LAKE BUENA VISTA, Fla. (AP) — The Milwaukee Bucks came to the arena and prepared for a game, just as they did three days earlier.
This time, they played it.
The rescheduled Game 5 of the Bucks’ series against Orlando began Saturday as the NBA postseason resumed after a historic stoppage that players hope will bring change in their communities.
“It was a moment in which the world needed and obviously we know this is going to be a long, ongoing process,” Bucks guard Wesley Matthews said. “But we’re in. We’re in the trenches and we’re in this fight for the long haul.”
The teams were scheduled to play Wednesday afternoon, but the Bucks decided not to take the court to show their frustration over the police shooting in Kenosha, Wisconsin, of Jacob Blake, a 29-year-old Black man, along with other acts of racial injustice.

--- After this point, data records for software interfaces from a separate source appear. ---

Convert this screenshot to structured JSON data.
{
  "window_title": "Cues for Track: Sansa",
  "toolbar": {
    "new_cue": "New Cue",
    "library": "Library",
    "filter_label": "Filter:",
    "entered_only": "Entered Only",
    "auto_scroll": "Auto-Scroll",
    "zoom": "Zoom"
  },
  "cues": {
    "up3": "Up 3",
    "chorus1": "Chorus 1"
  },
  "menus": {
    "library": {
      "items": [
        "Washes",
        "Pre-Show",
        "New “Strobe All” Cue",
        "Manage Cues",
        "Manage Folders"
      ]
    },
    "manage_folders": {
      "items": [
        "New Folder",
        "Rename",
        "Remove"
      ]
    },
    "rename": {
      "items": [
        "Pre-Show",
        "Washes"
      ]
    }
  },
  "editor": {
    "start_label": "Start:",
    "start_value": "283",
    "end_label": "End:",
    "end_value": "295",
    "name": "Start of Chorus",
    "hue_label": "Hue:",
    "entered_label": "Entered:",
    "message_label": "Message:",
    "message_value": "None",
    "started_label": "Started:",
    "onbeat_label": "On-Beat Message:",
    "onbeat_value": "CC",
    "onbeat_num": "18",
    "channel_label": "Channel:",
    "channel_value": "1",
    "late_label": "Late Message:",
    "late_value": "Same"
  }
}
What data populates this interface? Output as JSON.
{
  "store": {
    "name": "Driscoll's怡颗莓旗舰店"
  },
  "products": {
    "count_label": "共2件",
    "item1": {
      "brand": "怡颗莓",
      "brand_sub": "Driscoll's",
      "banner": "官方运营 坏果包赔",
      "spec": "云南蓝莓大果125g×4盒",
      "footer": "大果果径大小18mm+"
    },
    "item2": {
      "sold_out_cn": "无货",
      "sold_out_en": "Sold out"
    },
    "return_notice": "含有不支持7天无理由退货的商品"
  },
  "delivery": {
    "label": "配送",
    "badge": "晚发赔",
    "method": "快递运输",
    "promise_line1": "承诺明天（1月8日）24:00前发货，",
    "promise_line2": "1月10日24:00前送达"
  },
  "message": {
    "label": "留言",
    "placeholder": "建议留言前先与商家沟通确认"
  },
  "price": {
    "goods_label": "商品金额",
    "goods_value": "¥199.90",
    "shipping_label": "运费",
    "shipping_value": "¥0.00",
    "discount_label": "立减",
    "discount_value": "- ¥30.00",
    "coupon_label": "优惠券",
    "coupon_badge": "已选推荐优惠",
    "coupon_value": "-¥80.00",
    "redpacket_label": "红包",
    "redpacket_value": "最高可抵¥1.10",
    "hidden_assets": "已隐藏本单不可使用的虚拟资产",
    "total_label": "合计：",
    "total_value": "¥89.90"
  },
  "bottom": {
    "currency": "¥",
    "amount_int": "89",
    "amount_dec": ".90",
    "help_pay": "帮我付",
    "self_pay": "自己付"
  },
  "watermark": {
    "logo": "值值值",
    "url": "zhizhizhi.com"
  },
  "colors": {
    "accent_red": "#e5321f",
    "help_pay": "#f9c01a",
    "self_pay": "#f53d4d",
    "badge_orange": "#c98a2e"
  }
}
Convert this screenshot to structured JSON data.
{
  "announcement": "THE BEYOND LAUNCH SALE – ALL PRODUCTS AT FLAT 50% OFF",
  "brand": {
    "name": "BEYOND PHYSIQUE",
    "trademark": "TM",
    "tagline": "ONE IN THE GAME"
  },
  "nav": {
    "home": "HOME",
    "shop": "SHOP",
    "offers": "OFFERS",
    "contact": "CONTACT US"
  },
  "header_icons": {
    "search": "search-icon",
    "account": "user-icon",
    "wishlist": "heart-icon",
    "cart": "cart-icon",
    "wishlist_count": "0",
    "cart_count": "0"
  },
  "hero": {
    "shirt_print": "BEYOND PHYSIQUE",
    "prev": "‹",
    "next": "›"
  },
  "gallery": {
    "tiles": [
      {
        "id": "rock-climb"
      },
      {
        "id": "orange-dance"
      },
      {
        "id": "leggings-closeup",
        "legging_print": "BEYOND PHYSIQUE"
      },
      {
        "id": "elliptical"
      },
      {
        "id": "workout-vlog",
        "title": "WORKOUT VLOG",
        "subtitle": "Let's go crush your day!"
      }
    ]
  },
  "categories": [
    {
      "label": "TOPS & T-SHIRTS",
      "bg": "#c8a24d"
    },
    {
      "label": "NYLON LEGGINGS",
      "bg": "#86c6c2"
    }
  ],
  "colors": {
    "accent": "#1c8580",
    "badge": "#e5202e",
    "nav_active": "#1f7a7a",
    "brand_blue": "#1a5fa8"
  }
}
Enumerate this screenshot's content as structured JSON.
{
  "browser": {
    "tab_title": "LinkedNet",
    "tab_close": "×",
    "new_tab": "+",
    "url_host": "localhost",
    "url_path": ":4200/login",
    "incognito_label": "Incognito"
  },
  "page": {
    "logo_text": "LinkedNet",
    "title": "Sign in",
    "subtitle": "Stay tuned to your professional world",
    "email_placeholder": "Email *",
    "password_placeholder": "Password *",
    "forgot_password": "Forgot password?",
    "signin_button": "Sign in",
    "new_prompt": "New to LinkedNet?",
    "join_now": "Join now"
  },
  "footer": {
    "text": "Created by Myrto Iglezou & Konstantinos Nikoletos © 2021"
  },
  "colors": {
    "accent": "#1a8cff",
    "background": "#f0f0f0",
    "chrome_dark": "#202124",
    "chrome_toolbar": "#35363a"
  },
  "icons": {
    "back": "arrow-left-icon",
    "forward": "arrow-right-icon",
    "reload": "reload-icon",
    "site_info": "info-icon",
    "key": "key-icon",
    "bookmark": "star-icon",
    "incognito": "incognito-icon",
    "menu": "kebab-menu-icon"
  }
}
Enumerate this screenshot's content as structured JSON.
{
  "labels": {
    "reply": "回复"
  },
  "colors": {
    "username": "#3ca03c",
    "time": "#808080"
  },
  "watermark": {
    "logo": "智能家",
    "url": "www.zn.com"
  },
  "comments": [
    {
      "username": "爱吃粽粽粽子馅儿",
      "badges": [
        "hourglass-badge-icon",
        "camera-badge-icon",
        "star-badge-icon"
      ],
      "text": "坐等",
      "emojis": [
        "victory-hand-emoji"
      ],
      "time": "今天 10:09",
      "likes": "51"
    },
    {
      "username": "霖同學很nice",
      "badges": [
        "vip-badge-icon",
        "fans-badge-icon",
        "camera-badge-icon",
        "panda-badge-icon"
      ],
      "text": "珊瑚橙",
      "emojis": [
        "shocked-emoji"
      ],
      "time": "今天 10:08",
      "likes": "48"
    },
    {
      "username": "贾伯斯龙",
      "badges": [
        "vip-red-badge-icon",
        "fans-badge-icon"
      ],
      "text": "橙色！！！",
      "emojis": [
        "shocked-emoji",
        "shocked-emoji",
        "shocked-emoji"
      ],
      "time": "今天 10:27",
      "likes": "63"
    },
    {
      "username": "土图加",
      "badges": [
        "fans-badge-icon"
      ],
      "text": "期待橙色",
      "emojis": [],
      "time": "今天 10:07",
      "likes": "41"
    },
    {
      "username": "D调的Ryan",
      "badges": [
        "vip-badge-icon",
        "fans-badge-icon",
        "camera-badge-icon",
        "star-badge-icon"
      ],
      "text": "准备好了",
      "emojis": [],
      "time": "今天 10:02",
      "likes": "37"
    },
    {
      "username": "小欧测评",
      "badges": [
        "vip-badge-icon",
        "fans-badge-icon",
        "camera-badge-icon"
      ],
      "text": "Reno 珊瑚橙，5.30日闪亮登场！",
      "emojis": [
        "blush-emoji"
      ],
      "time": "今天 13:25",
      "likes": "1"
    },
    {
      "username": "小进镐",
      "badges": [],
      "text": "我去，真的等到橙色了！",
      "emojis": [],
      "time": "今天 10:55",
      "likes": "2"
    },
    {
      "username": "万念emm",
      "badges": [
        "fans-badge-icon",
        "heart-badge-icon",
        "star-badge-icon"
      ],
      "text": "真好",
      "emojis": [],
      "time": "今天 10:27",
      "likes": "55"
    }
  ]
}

That led to a two-day postponement of games that ended when players and owners agreed to expanded initiatives, many tied to increased voting awareness and opportunities, such as the use of NBA arenas as polling sites. Teams then began practicing again Friday and three games were to be played Saturday.
Matthews said he was putting on his uniform shorts about 20 minutes before the game was set to begin Wednesday when the Bucks decided they wouldn’t play. The Magic were already on the court warming up.
He said the Bucks were prepared to forfeit, which would have trimmed their series lead to 3-2. But the Magic refused to accept it and NBA players stood behind the Bucks, even though some were frustrated the Bucks acted alone without consulting them.
Matthews apologized for that but said the aftermath has confirmed for the Bucks that they made the right decision.
“We didn’t think that this was going to turn the way that it did, but we are grateful for the fact that that moment, that pause, that postponement was able to help everybody reflect again and realize that everybody’s got to step up,” Matthews said.
Coach Mike Budenholzer praised his players for their leadership and commitment in taking the risk they did.
The Bucks remained in their locker room for hours after the game was set to begin, during which time they spoke with Wisconsin officials. Matthews said that showed the impact athletes can have.
The players had another meaningful call, speaking to Blake’s family.
“I think that brought tears to everybody’s eyes because you felt that,” Matthews said. “We didn’t need any other validation after talking to them about what we did, to hear that we were able to bring a smile to not only his face but the face of his parents.”